The basic problem is that web developers write their code to work around (or take advantage of) bugs in the various IE versions. When Microsoft fixes these bugs in subsequent releases, the effect may be to break existing sites. And in the case of Internet Explorer, we could be talking about breaking millions of sites. Web browsers, including non-Microsoft ones, have dealt with this via a method known as doctype switching, where the browser will render the page in one of three modes (quirks, standards, and super-standards) depending upon the DOCTYPE value. When developing IE8, however, Microsoft realized that doctype switching was insufficient for their purposes. Assuming that each new browser release would have unique bugs and quirks, they needed some way of informing future releases of IE that the web page had been coded against a specific version. So they came up with a new method that uses a META tag to determine which browser mode to use.
The META tag, which is described in the linked article, will specify the highest browser version against which the web page was coded. Thus if you set it to IE8, for example, when IE9 (or IE10, or IE11) comes out, you can be assured that your page will still be rendered as if the browser were IE8. Each subsequent version of IE will be capable of rendering the older versions with all their bugs, based on the META tag. If the META tag does not exist, then the current IE7 doctype switching method will be used.

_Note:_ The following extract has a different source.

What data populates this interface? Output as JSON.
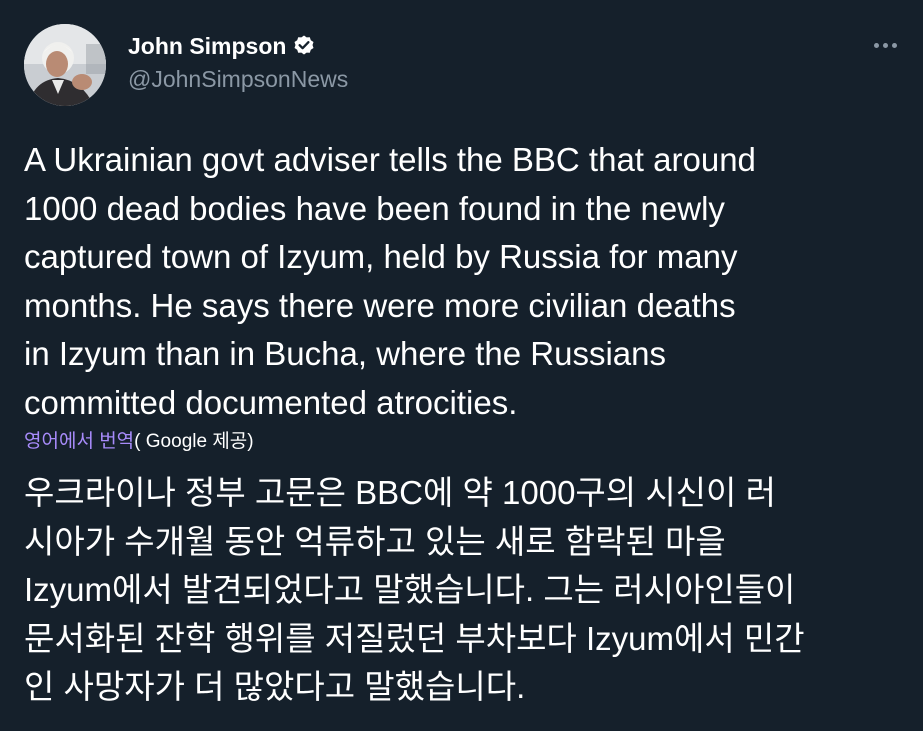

Update: After a significant amount of web community uproar, Microsoft has changed its mind and decided to use the latest standards mode by default. Thus IE7’s standard mode is no longer the default.